We have created a framework to assess and interrogate Metaverses, as well as a toolkit to design alternatives based on principles of user centricity and sovereignty of identity, data and wealth.
From the Open Metaverse OS Whitepaper by Outlier Ventures
There is also the Open Metaverse Interoperability Group, a small team focused on bridging virtual worlds by designing and promoting protocols for identity, social graphs, inventory, and more. Its members include businesses and individuals working towards this common goal. Aside from technical work, the group aims to create a community of artists, creators, developers, and other innovators to discuss and explore concepts surrounding the design and development of virtual worlds.
We’re just at the beginning of another iteration of building the metaverse — we’ve seen the promise of Second Life and others that have come before which have allowed users to build lives, operate business and economies, sell and trade goods and services both corporeal and digital.
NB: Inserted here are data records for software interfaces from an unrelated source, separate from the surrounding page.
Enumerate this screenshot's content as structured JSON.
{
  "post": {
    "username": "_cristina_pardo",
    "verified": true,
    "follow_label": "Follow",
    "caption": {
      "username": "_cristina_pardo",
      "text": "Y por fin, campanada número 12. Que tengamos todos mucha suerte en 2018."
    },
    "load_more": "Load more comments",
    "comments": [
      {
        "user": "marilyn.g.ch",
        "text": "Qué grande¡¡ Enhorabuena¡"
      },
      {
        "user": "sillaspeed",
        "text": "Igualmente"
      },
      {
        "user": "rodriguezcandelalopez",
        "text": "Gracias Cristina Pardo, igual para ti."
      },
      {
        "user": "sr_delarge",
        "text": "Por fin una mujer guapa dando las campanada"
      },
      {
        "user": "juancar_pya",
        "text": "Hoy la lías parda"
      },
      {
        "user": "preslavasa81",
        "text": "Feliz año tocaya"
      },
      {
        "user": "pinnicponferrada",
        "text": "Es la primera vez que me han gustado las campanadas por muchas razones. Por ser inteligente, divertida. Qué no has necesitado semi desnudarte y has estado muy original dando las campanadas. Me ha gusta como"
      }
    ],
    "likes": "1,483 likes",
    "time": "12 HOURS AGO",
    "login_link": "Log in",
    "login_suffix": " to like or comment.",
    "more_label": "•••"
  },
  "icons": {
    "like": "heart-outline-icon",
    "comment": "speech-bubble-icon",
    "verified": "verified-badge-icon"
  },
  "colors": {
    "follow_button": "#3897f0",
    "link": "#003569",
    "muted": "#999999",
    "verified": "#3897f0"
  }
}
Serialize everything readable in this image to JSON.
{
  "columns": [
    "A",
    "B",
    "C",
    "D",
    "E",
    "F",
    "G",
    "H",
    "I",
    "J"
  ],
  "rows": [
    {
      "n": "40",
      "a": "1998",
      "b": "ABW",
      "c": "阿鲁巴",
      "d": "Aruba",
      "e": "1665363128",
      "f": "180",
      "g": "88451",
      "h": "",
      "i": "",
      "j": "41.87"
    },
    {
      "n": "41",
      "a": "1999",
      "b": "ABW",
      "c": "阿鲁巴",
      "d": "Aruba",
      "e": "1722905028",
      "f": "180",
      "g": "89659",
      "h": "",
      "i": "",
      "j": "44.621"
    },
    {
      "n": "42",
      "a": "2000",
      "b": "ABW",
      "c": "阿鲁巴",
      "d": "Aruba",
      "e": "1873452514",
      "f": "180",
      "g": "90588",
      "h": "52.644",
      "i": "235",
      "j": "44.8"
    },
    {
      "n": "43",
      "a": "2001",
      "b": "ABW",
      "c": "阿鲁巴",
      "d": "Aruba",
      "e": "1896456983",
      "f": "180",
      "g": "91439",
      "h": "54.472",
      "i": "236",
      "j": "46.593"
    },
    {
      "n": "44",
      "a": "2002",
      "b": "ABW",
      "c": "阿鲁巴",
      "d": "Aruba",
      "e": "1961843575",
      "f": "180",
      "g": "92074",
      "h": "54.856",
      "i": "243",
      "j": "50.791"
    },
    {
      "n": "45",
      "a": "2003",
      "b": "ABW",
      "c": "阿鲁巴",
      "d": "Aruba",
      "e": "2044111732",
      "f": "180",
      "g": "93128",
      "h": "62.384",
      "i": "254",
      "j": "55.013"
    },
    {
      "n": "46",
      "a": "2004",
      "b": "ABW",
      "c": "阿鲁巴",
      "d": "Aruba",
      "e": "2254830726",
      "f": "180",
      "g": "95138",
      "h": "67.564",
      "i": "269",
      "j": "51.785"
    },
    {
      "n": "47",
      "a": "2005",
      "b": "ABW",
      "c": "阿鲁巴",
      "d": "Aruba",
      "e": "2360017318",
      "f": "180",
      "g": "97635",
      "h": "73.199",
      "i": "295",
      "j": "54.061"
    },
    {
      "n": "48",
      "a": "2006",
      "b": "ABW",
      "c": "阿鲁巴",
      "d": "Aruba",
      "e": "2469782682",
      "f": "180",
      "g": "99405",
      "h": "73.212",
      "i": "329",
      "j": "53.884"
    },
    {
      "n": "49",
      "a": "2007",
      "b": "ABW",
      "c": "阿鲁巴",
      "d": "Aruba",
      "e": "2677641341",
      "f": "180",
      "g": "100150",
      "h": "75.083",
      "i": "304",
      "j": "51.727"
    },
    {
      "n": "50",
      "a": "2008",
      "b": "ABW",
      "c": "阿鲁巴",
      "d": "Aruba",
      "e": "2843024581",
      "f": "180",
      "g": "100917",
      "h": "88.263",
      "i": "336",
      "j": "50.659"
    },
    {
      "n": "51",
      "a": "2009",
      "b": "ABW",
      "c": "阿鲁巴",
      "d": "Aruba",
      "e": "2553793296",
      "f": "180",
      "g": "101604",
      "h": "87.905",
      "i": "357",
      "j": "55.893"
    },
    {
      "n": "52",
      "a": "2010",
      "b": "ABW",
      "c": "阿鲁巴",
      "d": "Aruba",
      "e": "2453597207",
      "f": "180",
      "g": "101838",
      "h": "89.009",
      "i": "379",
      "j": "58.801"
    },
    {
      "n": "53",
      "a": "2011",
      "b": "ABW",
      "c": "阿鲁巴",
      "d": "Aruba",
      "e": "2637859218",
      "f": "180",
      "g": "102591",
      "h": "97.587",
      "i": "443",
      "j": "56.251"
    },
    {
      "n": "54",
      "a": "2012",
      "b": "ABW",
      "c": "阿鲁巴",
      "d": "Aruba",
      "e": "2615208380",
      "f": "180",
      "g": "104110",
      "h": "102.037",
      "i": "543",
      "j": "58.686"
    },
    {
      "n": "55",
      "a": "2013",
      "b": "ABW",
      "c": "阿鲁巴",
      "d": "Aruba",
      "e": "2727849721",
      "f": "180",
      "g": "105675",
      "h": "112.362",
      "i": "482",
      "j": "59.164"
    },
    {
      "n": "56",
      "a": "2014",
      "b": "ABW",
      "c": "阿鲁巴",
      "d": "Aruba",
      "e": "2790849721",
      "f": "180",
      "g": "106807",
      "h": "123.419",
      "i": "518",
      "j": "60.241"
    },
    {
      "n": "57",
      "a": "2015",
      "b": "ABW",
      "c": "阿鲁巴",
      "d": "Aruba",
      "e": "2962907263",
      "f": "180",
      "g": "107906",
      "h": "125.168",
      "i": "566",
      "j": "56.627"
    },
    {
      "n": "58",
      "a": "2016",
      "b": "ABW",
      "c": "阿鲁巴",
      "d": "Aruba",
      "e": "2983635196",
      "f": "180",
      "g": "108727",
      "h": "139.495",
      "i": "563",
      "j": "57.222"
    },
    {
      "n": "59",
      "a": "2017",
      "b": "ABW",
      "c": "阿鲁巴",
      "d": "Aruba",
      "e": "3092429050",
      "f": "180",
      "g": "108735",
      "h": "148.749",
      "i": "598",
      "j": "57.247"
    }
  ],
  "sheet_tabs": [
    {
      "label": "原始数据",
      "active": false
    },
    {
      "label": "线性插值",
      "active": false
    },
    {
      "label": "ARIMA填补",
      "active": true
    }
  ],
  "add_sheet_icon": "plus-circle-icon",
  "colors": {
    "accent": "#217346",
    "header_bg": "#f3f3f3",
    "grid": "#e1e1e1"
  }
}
We’re now at the cusp of another, much bigger evolution that requires everyone to build a metaverse not only for the users but to exchange and work with others.
This doesn’t even go into the many, smaller personal metaverse that will exist for individuals as their own personal safe haven.
How this is all managed is going to be a painful ride ahead.
In another blog post, I try to tackle what I think the structures of the industry could look like — Metaverse, Multiverse and Omniverse.